CIRCLEVILLE - The Circleville Fire Department recently invested in new rescue equipment they say will improve safety at emergency scenes for victims as well as first responders.
The Paratech rescue struts, each with a 70,000-pound capacity, will help emergency crews stabilize anything from a vehicle to a building structure to a railroad car when lives are at risk and seconds matter, according to Dalan Zartman, a representative of Finley Fire Equipment who supervised training Wednesday at the Circleville Fire Department.
"This department has taken a huge step in a really aggressive direction to take care of their citizens across the board," Zartman said. "They also made a wise and responsible choice from a fiduciary perspective by purchasing a growable system that can be upgraded for other uses instead of having to buy a whole new system."
The current package cost about $8,000, according to Captain Marc Zingarelli, acting chief of the Circleville Fire Department, and was approved by former chief Tim Tener before his retirement last month.
Zartman said the department previously had to rely on things like wooden wedges and a timber shoring system to brace heavy objects at emergency scenes, which can be a lengthy process and are sometimes unreliable.
The new rescue struts, he said, can be deployed in about 90 seconds to firmly stabilize a vehicle at an accident scene.
According to Lt. Arron Kerns, the equipment would have been invaluable at a recent scene in which a vehicle crashed into the Pumpkin Patch Farm Market on East Main Street and compromised the building's structural integrity. It could also be an effective tool if someone is trapped in rubble from a tornado or to rescue the victim of a trench collapse.
"These are rare events, but when they do happen, seconds count," Zartman said.
The department chose to purchase the new equipment after firefighter Cory Kerns attended a six-month rescue technology course and began sharing the information with his fellow firefighters at CFD.
Training in the course included rope rescue, water rescue, confined space rescue, structural collapse and auto extrication, he said.
"I just wanted to better the department and better myself," Cory Kerns said. "There's so much of this technology we haven't been using, and we really need to."

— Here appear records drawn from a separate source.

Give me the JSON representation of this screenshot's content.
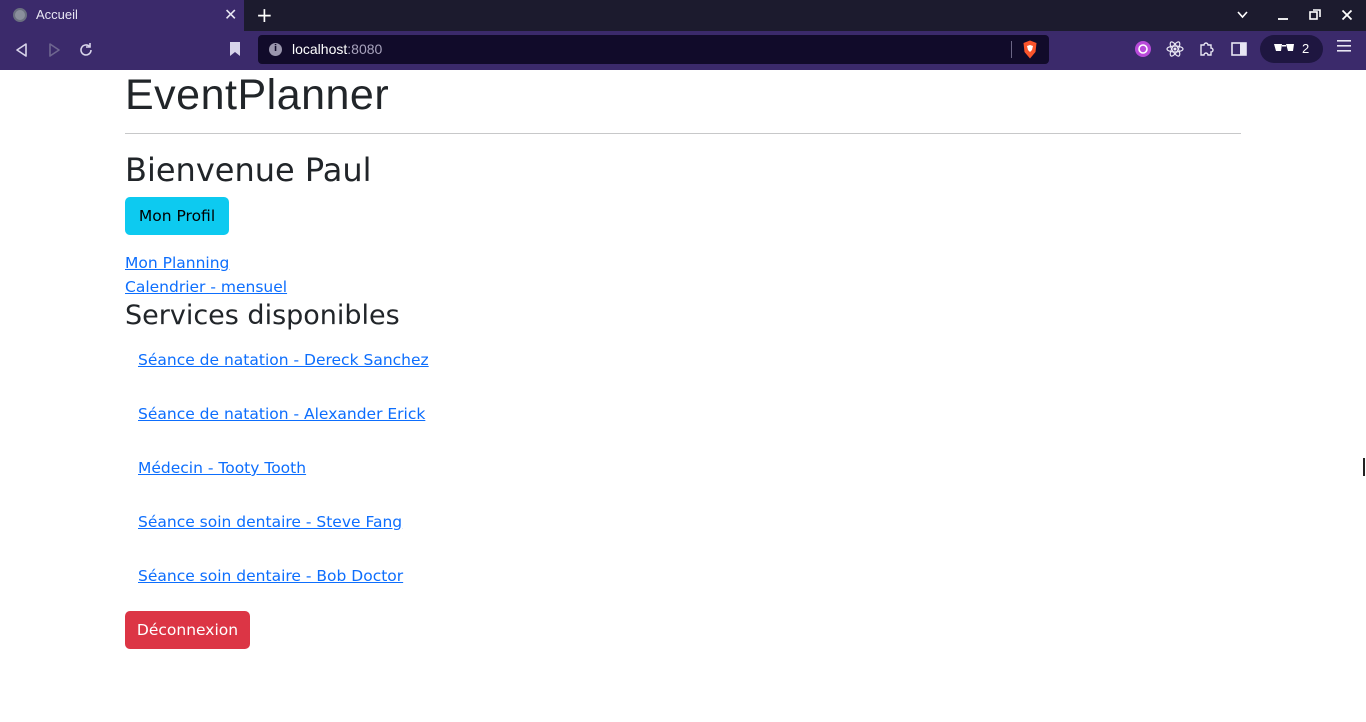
{
  "browser": {
    "tab_title": "Accueil",
    "tab_close": "✕",
    "new_tab": "+",
    "url_host": "localhost",
    "url_port": ":8080",
    "wallet_count": "2",
    "window_controls": {
      "minimize": "–",
      "maximize": "⧉",
      "close": "✕"
    },
    "icons": [
      "globe-icon",
      "back-icon",
      "forward-icon",
      "reload-icon",
      "bookmark-icon",
      "info-icon",
      "brave-shield-icon",
      "extension-purple-icon",
      "react-devtools-icon",
      "puzzle-icon",
      "sidebar-icon",
      "wallet-icon",
      "hamburger-menu-icon"
    ]
  },
  "page": {
    "app_title": "EventPlanner",
    "welcome": "Bienvenue Paul",
    "profile_button": "Mon Profil",
    "links": {
      "planning": "Mon Planning",
      "calendar": "Calendrier - mensuel"
    },
    "services_title": "Services disponibles",
    "services": [
      "Séance de natation - Dereck Sanchez",
      "Séance de natation - Alexander Erick",
      "Médecin - Tooty Tooth",
      "Séance soin dentaire - Steve Fang",
      "Séance soin dentaire - Bob Doctor"
    ],
    "logout_button": "Déconnexion"
  },
  "colors": {
    "chrome_bg": "#3b2a6b",
    "tabbar_bg": "#1c1b2e",
    "link": "#0d6efd",
    "btn_info": "#0dcaf0",
    "btn_danger": "#dc3545"
  }
}
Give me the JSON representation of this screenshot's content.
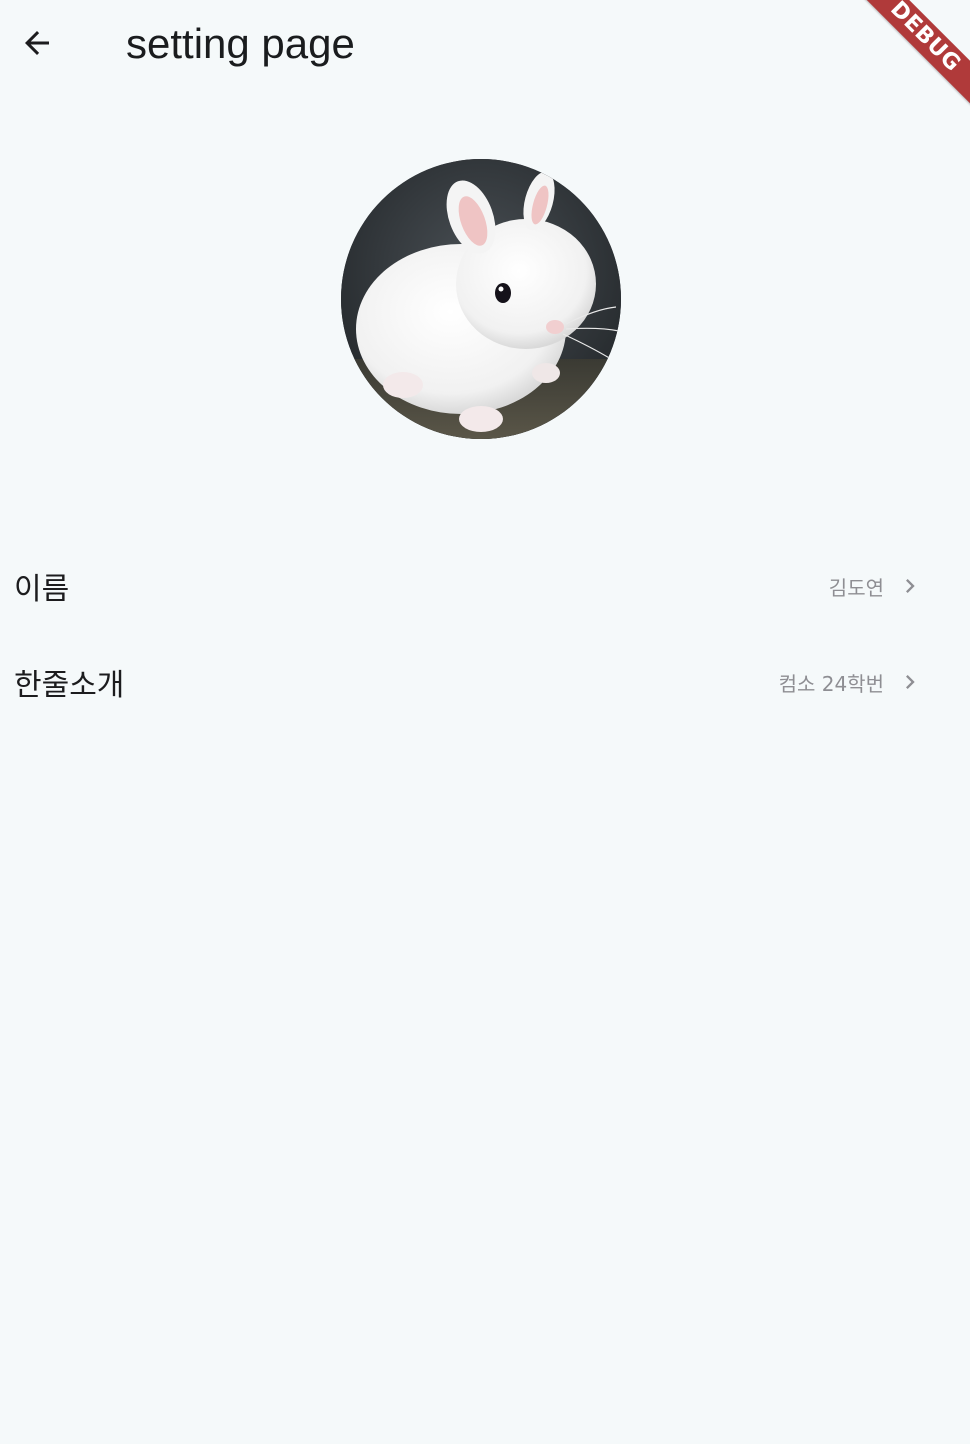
{
  "app_bar": {
    "title": "setting page",
    "back_icon": "arrow-left-icon"
  },
  "debug_banner": {
    "label": "DEBUG",
    "color": "#b03a3a"
  },
  "profile": {
    "avatar_subject": "white-rabbit-photo"
  },
  "settings": {
    "items": [
      {
        "label": "이름",
        "value": "김도연",
        "icon": "chevron-right-icon"
      },
      {
        "label": "한줄소개",
        "value": "컴소 24학번",
        "icon": "chevron-right-icon"
      }
    ]
  },
  "colors": {
    "background": "#f5f9fa",
    "text_primary": "#1c1c1e",
    "text_secondary": "#8e8e93"
  }
}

Lt. Arron Kerns said though the equipment is owned by the Circleville Fire Department, it is available for mutual aid with surrounding departments as needed.